Wilson County Extension Office Director Ruth Correll is set to retire today, capping off a decade of service to hundreds of local farmers.
“I’m older than the retirement age, by far, so it was just time to retire,” she said. “I really don’t know what I’m going to do next, but I’m going to find another passion because I want to wear out rather than rust out. My thing, and not that I can lay my hat on one particular thing, was providing customer service. That was my entire goal, was to provide and help the agricultural community with whatever they needed help with.”
Correll’s career at the local extension office dates back to 1993, but at the time she never imagined her part time job would turn into something she now considers a lifestyle.
“I am originally from Wilson County,” she said. “I was reared on a farm in the Norene community, and in 1987 my mother had a severe stroke. My husband was career military, so I came back here to help take care of my mother and when he retired we decided to move back to Wilson County.”
Working as a part-time program assistant allowed Correll to make use of her bachelor’s degree in agriculture from MTSU for the first time, following her previous career as a science and math teacher.
Over the years she also served as a full-time program assistant and 4-H agent. She became the county director while also working as an adult Ag agent.
“My position will probably be opened up after the first of the year, and another Ag and Natural Resources agent will be hired,” she said. “That doesn’t necessarily mean that person will be county director.”
Agricultural and Natural Resources Agent Lucas Holman will take on Correll’s workload until that position is filled, so local farmers can expect to see continued service from extension in the meantime.
“We’re about education and helping farmers help themselves,” she said. “We want them to be economically viable, and we’re about doing whatever we can to help them to do that — to improve their agricultural operations, help them with production and help them with economics.”
Extension offers a variety of programs, classes and field days to meet those goals, and also serves as a liaison between farmers and the county government.
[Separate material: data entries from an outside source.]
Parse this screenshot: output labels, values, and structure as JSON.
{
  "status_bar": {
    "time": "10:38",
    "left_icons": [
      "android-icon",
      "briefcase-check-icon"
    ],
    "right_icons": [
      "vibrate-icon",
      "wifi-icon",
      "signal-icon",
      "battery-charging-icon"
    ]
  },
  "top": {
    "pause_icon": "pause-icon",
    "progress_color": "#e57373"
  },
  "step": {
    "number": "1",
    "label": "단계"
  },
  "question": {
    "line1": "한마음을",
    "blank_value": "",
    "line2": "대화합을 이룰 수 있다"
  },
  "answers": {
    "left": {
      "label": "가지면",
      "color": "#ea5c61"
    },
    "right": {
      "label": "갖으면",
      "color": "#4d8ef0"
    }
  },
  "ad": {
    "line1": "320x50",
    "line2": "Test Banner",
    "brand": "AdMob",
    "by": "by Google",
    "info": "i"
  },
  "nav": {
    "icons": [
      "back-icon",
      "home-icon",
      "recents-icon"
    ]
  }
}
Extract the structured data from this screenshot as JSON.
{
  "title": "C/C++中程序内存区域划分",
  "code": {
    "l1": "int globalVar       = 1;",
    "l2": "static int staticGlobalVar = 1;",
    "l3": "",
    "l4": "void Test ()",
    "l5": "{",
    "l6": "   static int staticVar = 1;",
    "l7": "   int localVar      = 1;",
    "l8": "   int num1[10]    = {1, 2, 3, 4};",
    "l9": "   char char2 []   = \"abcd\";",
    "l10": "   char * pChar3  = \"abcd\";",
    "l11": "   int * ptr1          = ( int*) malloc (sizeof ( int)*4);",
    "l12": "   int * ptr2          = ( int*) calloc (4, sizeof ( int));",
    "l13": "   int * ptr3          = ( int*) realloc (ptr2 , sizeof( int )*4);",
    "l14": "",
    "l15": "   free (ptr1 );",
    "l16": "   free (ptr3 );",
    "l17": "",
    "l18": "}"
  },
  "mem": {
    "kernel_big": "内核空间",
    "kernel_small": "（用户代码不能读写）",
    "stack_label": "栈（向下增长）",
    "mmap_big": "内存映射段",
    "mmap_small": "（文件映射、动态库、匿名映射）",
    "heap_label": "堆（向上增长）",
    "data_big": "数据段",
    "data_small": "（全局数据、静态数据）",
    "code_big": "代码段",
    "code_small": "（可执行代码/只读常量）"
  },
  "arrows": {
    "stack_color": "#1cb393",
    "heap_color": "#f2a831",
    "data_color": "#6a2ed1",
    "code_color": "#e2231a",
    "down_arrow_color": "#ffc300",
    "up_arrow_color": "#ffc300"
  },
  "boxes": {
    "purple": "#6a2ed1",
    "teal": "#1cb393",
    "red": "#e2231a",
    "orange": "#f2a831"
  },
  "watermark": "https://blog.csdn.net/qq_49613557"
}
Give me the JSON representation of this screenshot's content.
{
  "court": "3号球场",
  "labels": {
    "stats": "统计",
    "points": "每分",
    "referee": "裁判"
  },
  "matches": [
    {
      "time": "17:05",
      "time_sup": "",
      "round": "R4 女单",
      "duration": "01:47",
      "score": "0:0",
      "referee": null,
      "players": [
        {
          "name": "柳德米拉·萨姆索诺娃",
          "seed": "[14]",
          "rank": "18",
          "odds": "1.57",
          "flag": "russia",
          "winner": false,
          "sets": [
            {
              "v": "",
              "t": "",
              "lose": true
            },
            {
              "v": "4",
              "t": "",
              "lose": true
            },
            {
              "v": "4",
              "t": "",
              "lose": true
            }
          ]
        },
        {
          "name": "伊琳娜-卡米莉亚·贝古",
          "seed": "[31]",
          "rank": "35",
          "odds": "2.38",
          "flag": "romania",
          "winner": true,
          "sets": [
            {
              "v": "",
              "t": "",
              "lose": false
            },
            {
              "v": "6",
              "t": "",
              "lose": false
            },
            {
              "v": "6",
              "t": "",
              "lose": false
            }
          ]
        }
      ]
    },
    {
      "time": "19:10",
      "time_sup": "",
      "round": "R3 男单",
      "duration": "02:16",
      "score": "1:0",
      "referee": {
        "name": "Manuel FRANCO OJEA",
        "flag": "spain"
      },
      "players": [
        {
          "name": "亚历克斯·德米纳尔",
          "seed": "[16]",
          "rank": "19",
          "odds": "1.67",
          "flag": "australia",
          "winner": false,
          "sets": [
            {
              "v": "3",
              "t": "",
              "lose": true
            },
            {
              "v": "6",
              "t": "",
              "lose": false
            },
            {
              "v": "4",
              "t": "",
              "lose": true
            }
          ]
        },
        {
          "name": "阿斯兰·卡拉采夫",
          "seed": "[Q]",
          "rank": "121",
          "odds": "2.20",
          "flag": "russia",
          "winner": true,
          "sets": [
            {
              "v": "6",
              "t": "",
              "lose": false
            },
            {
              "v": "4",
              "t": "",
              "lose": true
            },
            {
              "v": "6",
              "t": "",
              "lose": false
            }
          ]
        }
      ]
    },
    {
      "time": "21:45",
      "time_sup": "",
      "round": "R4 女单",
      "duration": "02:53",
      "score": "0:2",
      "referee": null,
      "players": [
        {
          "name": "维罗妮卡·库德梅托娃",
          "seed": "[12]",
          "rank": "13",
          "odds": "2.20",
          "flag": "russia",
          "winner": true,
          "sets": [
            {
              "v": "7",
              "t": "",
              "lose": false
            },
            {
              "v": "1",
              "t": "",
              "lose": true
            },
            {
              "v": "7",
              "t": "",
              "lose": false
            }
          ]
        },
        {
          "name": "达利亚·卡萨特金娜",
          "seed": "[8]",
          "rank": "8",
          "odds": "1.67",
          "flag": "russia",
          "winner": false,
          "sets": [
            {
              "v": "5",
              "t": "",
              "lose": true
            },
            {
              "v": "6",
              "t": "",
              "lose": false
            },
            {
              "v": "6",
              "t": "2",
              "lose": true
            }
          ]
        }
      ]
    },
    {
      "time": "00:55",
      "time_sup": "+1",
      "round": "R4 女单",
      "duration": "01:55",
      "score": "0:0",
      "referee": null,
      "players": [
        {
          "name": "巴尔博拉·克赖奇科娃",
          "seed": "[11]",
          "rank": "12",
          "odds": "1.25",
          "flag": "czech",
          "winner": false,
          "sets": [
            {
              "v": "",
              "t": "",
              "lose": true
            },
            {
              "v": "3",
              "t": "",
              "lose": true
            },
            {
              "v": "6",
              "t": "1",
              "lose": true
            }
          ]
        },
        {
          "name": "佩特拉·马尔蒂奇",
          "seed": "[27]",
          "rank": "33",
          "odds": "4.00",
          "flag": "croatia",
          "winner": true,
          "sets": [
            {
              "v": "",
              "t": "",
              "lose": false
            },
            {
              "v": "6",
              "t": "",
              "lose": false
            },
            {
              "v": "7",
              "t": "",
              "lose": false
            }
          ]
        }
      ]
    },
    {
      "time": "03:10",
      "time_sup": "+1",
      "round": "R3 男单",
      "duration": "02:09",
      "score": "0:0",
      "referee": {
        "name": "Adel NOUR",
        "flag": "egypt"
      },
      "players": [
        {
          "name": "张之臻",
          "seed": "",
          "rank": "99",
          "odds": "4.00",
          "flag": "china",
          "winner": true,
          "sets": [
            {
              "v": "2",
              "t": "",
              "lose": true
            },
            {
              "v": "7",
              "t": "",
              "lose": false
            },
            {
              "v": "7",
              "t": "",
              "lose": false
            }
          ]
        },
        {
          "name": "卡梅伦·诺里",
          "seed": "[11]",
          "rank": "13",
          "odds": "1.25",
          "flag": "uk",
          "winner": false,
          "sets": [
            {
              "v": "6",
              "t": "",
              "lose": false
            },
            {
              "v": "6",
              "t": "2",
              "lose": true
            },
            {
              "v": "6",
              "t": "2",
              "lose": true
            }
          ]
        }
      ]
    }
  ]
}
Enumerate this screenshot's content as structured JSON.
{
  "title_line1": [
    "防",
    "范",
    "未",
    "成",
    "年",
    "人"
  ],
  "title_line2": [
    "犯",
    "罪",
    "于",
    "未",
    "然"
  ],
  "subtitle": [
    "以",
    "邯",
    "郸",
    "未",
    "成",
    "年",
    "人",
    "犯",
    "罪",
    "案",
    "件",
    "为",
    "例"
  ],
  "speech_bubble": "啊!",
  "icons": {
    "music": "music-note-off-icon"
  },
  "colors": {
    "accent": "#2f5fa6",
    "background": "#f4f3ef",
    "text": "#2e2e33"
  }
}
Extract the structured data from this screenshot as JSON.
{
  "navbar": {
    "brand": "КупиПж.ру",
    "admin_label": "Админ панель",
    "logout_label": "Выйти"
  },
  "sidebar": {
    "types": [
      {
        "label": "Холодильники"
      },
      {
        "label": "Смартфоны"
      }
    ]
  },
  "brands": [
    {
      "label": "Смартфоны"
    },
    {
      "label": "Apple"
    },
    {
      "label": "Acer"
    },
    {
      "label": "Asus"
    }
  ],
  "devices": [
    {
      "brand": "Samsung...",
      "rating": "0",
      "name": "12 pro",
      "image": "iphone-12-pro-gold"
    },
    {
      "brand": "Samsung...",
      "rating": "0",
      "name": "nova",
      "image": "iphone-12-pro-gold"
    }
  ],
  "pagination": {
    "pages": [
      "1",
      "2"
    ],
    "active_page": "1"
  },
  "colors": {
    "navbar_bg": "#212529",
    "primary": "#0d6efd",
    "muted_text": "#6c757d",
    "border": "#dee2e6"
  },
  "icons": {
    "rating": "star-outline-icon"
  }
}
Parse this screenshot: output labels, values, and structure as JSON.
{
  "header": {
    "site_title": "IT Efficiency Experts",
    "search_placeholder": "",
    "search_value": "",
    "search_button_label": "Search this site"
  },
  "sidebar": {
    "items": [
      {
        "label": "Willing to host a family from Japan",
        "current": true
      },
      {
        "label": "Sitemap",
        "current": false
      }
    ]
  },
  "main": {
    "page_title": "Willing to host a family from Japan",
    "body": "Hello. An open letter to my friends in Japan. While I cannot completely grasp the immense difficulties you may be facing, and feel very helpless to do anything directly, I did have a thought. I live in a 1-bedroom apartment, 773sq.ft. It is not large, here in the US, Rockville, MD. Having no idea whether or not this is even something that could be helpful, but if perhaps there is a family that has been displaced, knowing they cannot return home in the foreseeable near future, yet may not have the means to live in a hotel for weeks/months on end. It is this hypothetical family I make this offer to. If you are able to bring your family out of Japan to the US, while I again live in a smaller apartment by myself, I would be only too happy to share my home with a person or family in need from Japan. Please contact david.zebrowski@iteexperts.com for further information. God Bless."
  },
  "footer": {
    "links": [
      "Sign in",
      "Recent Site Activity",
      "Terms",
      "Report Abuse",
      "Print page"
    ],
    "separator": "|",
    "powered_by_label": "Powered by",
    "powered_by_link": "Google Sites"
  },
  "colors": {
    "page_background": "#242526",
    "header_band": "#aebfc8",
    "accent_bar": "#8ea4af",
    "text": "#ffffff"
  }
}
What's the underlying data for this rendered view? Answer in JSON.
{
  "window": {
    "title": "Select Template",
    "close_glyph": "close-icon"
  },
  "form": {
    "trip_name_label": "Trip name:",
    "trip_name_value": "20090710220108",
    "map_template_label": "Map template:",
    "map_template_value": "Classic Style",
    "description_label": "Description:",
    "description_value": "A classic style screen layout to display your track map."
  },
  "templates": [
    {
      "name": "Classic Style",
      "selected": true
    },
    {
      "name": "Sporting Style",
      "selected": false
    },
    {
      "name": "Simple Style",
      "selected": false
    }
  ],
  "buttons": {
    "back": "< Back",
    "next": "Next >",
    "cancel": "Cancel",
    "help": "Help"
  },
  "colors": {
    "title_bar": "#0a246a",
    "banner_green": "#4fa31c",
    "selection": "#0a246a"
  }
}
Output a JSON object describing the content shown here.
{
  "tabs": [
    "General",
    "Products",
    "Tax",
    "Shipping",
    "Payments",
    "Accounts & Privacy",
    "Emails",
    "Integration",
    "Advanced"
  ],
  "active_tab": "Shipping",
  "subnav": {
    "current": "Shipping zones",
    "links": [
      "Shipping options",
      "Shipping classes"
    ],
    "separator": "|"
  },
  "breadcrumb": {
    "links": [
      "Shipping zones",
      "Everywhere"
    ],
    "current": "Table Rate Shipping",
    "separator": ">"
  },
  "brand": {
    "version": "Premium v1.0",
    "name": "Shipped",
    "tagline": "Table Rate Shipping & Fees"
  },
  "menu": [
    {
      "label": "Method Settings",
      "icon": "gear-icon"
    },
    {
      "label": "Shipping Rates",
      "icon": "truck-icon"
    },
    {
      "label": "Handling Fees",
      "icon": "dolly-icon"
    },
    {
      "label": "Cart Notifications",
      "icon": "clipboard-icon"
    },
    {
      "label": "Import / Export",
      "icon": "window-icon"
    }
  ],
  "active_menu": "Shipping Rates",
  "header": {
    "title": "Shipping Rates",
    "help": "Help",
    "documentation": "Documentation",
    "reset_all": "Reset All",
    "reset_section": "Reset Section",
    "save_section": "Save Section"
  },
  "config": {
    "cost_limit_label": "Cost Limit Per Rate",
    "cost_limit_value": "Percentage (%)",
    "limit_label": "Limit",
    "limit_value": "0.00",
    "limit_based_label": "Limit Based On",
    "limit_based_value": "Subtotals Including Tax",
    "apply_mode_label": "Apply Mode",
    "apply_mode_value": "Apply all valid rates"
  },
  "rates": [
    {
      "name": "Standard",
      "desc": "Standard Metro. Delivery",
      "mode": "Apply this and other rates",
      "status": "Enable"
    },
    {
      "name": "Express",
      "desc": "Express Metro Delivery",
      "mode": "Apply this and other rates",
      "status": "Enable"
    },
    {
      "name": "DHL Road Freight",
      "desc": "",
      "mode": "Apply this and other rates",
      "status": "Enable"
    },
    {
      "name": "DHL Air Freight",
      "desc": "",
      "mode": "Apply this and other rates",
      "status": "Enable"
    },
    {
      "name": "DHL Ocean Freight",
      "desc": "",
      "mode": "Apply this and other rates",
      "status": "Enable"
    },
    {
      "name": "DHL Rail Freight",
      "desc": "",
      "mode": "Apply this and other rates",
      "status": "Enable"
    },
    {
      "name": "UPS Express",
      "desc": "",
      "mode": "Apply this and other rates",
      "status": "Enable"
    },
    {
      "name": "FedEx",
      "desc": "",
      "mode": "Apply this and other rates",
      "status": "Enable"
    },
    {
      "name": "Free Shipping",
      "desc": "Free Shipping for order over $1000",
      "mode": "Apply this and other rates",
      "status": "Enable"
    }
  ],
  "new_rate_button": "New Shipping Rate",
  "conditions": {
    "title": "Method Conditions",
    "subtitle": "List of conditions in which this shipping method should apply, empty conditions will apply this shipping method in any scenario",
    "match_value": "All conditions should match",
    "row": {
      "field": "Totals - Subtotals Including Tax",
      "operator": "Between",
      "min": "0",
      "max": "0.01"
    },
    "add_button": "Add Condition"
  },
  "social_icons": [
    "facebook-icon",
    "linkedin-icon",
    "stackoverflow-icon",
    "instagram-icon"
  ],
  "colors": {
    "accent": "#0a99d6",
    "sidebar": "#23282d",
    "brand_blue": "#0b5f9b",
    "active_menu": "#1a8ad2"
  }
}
But most of Correll’s day-to-day is about taking calls and making farm visits.
“We try to connect them with their resources,” she said. “A lot of them are unaware of the resources that are out there, so I personally visit them to figure out what their needs are and try to connect them with what they need. Every week is different, every phone call is different. It might be weed identification on this phone call, for another one it might be someone that has an issue with animal nutrition or hay production.”
According to Correll, that work is especially important as the number of farms in Wilson County declines.
“The average age of the producer is now upper 50s, early 60s,” she said, estimating that there are 1,200 existing farms in the county. “Agriculture, we can’t get by without it, but Wilson County is losing its agricultural landscape to development. If farms can stay economically viable then they’re more apt to stay farms, and that’s what we want to help them do.”
Correll has personal experience in that arena because of her childhood in Norene.
“The farm that I was reared on, that farm supported the family,” she said. “Our cash crops were beef, dairy, tobacco, primarily. But we had a garden, we had an orchard, preserved food, so that farm sustained us.”
When Correll started as the county’s extension director, her main goal was to be fully available to the local producers doing the same for their own families.
“The impact that I think I’ve made is just the fact that I was willing to help, that I was willing to be there and get people whatever they needed,” she said. “It’s a 24/7 job as far as I’m concerned. This job has not been a job, this has been a lifestyle for me.